Quick start: The Cubs jumped on Davies quickly by sending nine batters to the plate in the first. Chicago loaded the bases with one out, and Addison Russell smacked the first pitch he saw to center for a two-run double. Heyward followed suit, driving the first pitch from Davies to right-center and plating a pair. Davies needed 34 pitches to get through the inning. Heyward, trying to come back after batting .230 last year, has a hit in all five games this season.
"I talked to him a little [Saturday], and not as a pep talk but to reinforce him," Maddon said. "I told him, 'You look really good, just keep trusting what you're doing.' I think it's outstanding.'" More >

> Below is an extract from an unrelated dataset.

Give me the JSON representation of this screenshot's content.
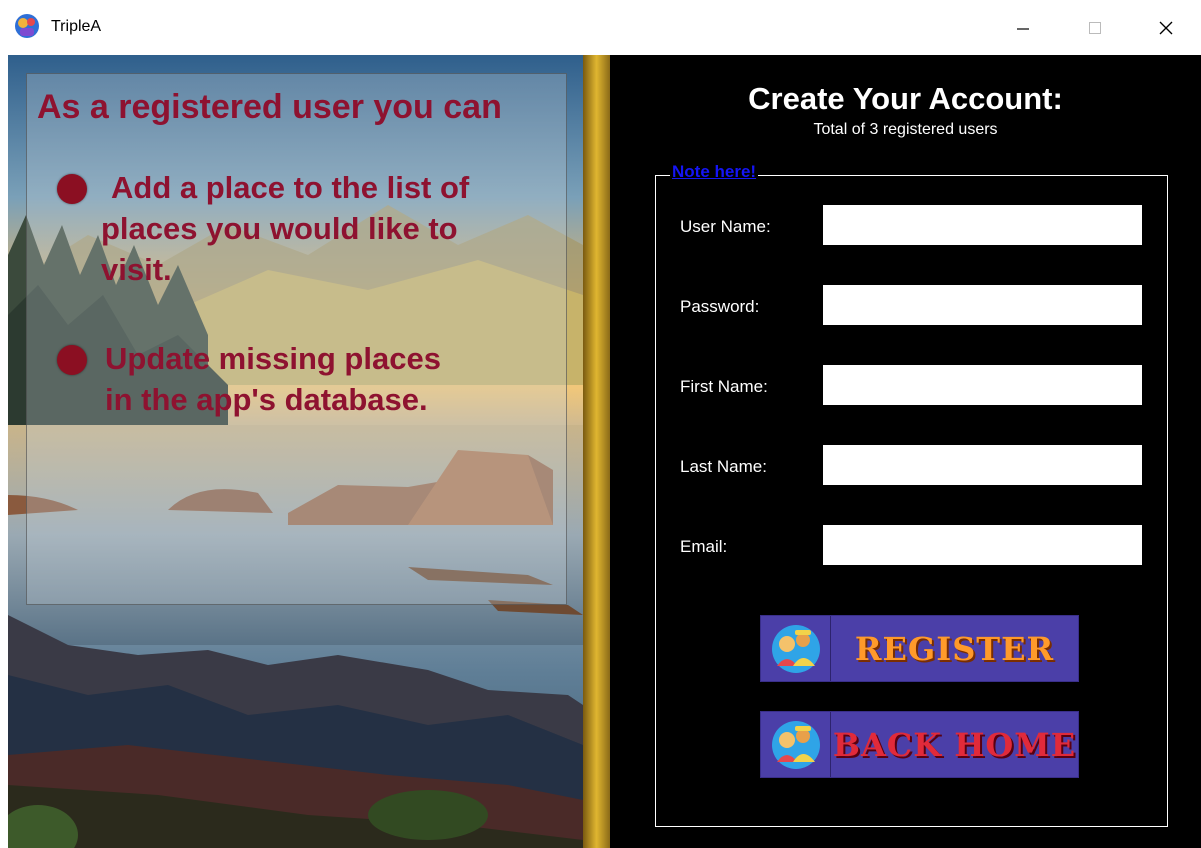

"We don't really know what to expect. There's a lot of guys who don't have long track records. There's a lot of guys with tremendous upside. I think we've seen some good things, we've seen some bad things, and I would imagine we'll continue to see some of both of those things as we move forward." -- Braun, on whether the Brewers can draw any conclusions from their 2-5 opening homestand

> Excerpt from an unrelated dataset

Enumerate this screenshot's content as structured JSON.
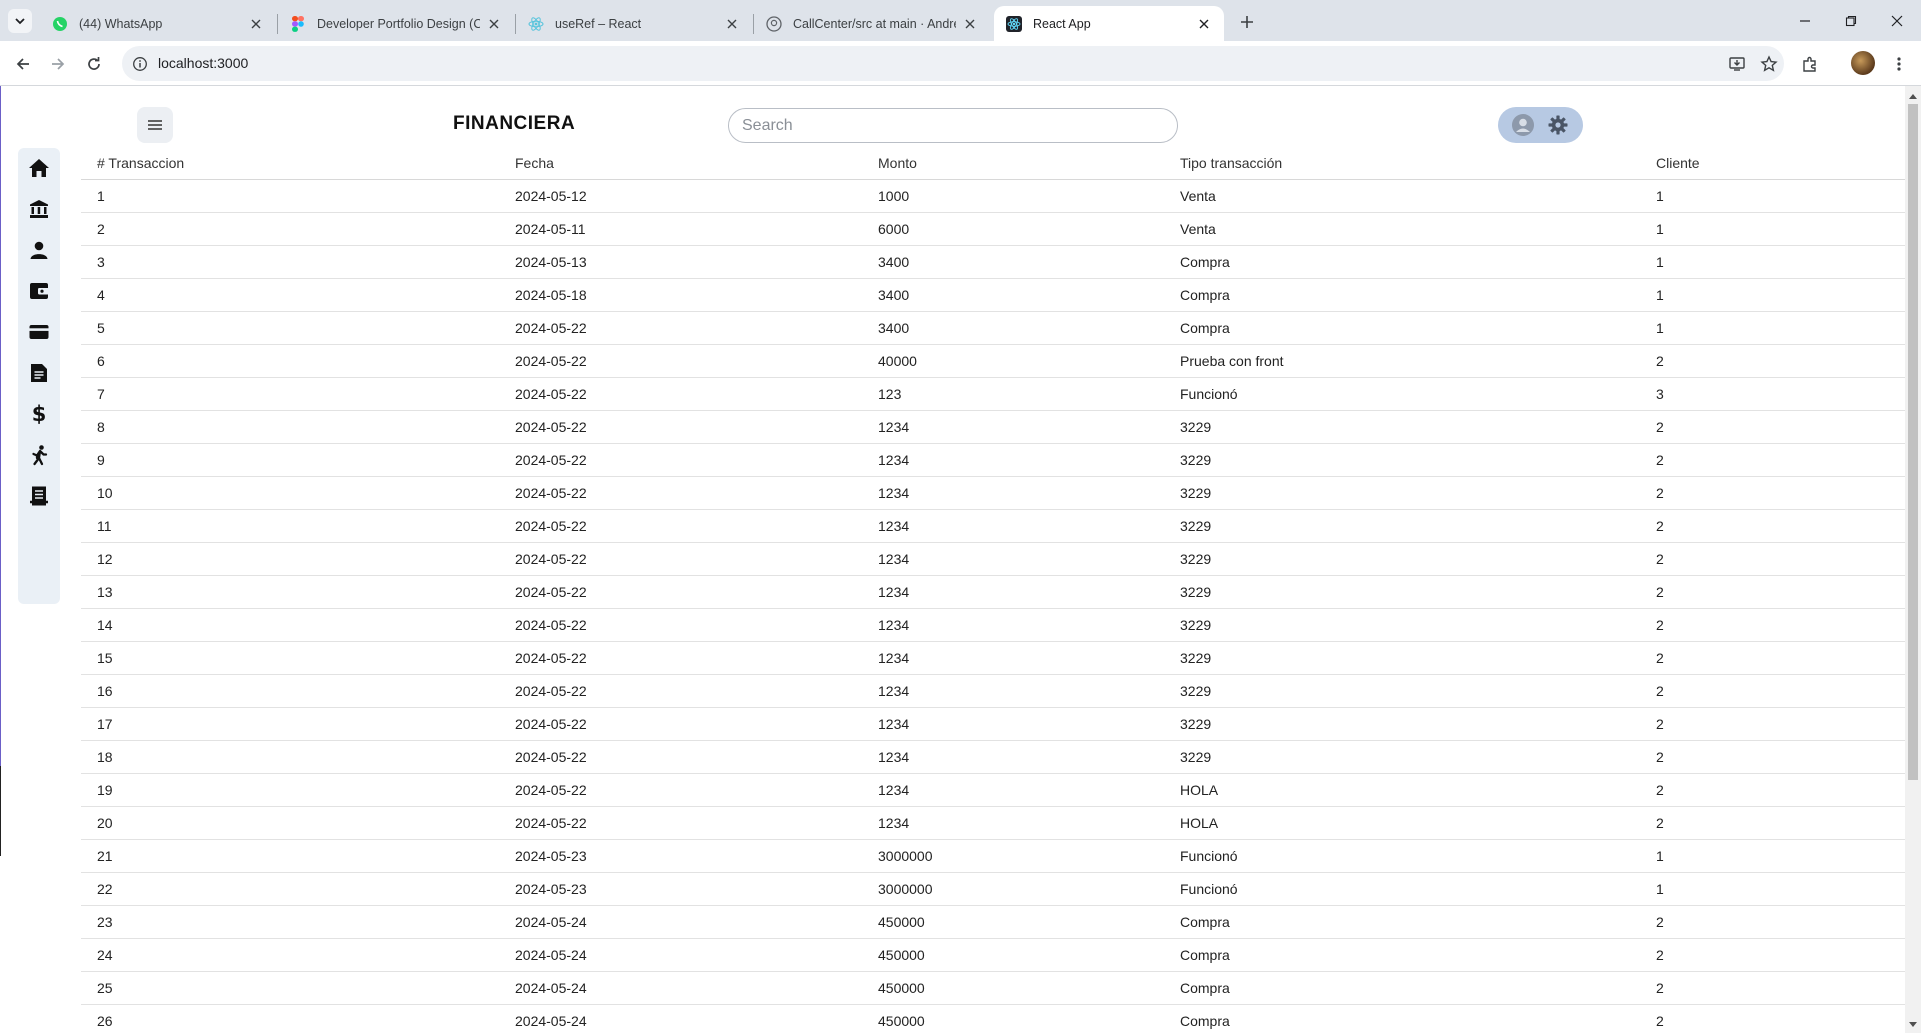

"Who knows? I'll put that thing on Wednesday and I might change my mind." -- Arrieta, on whether he'll wear his World Series ring a lot. He said no, but he may reconsider.
SOUND SMART WITH YOUR FRIENDS
Since beginning the season 0-for-14, Chicago's Kris Bryant is now 7-for-13 in his last three games. He followed a three-hit game on Saturday with another on Sunday, the third time he has had back-to-back three-hit games in his young career.
STRUGGLING AT THE TOP
Leadoff man Jonathan Villar was a sparkplug for the Brewers last season, but he is off to a sluggish start to 2017. Besides an error in the field that led to an unearned run, he finished 0-for-4 Sunday, including strikeouts in each of his three times up against Arrieta, giving Villar 15 strikeouts in 30 at-bats to start his season. That's a pace of 347 whiffs. Mark Reynolds holds the Major League record with 223 strikeouts in '09.
"The strikeouts, we have to get that under control," Brewers manager Craig Counsell said. "It's too high right now, and he's struggling a little bit. Defensively, we've talked about it; it's a work in progress, and we just have to keep working at it."
WHAT'S NEXT Cubs: The Cubs finally get to come home to Wrigley Field on Monday, opening a three-game series against the Dodgers. The championship banners will be raised before the game. Jon Lester gets the start. First pitch is scheduled for 7:05 p.m. CT.
"It'll be 'playoff-esque,'" Maddon said of the anticipated reception.
Brewers: After taking Monday off, the Brewers begin a stretch of 16 games in as many days on Tuesday in Toronto, where they will play in the Blue Jays' home opener. Wily Peralta will start the 6:07 p.m. CT affair, trying to build on a streak of 14 consecutive scoreless innings dating to last season.